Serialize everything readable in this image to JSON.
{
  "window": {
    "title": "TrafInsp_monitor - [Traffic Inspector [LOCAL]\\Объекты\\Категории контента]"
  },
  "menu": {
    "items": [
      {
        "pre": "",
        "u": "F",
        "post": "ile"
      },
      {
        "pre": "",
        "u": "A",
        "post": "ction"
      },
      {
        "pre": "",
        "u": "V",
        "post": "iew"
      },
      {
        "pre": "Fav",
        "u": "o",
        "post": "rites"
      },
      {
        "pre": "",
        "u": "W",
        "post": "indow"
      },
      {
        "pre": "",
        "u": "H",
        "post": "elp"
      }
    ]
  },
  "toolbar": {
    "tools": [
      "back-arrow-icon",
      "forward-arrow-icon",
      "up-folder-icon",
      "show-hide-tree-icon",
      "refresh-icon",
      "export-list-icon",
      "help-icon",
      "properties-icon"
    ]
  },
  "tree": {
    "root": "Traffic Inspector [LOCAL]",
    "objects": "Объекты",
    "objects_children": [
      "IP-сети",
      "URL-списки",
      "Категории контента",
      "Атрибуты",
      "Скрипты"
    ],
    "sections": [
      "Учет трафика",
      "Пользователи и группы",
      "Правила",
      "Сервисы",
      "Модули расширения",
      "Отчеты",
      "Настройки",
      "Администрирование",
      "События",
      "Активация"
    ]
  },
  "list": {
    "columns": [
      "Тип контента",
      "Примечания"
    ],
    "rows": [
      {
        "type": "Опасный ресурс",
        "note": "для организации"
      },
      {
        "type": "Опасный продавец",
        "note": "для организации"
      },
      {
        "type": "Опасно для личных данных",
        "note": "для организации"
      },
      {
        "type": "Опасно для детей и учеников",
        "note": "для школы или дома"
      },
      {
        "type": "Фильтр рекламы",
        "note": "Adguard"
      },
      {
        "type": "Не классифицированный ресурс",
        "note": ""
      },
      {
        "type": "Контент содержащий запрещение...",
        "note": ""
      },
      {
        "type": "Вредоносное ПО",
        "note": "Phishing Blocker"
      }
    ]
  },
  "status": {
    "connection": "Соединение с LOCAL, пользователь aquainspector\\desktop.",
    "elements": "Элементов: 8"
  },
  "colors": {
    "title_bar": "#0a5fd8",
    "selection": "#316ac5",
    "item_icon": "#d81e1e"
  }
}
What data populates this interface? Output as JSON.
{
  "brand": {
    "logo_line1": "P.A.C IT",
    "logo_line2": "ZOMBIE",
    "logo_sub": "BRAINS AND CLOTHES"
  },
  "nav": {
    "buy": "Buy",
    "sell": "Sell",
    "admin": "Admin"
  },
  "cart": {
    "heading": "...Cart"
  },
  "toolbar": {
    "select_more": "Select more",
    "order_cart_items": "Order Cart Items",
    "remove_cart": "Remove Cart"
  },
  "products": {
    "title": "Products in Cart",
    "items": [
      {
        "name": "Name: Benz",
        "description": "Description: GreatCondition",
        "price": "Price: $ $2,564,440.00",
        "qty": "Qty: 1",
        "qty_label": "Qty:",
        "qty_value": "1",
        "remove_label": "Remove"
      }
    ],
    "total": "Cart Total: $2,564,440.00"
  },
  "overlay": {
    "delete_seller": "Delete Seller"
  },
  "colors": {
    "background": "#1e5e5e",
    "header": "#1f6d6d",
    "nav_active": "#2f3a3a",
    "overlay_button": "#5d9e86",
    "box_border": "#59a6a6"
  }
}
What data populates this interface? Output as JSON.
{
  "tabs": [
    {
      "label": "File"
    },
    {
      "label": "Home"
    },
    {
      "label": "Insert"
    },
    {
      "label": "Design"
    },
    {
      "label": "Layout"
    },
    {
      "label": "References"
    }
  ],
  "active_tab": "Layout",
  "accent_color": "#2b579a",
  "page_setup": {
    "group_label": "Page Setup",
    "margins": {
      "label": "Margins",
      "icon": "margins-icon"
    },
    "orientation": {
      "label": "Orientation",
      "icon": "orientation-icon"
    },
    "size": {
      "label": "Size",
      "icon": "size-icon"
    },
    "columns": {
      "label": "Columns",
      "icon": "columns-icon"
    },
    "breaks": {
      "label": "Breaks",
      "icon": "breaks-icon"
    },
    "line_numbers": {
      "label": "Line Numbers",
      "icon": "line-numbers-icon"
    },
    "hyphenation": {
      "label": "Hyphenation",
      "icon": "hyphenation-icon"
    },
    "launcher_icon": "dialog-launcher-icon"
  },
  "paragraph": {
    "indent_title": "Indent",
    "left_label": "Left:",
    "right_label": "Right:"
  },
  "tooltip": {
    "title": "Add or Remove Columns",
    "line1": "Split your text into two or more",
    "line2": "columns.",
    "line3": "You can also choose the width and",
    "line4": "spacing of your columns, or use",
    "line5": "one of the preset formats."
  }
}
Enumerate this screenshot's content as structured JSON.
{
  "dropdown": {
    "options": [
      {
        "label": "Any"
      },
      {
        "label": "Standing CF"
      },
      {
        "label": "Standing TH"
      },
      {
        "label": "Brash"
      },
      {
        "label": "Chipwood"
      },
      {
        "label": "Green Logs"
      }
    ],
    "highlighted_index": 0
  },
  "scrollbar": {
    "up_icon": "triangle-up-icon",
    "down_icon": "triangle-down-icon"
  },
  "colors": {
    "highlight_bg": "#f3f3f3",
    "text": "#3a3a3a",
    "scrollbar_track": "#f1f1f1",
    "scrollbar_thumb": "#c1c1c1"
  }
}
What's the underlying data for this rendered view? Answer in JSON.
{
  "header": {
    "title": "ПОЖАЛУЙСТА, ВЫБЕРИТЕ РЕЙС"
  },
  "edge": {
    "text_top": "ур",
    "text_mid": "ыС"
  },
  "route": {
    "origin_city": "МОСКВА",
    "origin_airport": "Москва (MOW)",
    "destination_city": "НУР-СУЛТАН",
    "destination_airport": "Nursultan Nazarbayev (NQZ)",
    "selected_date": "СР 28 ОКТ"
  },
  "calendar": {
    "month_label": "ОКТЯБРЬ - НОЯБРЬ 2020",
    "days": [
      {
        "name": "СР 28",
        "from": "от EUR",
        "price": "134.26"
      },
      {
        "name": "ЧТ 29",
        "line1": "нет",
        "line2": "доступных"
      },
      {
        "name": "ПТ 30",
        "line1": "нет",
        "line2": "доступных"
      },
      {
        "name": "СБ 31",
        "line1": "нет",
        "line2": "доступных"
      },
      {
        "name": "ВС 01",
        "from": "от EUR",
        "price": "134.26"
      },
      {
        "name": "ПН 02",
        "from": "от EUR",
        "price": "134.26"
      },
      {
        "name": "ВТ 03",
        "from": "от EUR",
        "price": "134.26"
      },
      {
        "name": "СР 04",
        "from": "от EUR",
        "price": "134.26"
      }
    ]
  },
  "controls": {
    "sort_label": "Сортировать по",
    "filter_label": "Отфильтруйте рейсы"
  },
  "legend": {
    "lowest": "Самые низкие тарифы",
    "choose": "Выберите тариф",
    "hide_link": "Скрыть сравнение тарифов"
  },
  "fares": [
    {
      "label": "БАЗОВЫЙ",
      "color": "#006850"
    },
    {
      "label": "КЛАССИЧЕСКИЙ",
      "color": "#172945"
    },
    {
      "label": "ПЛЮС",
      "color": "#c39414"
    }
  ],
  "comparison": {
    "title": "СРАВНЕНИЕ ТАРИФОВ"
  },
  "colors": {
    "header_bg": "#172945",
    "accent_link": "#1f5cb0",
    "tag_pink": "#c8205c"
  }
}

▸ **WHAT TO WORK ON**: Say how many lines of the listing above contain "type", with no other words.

▸ **ANSWER SPACE**: 8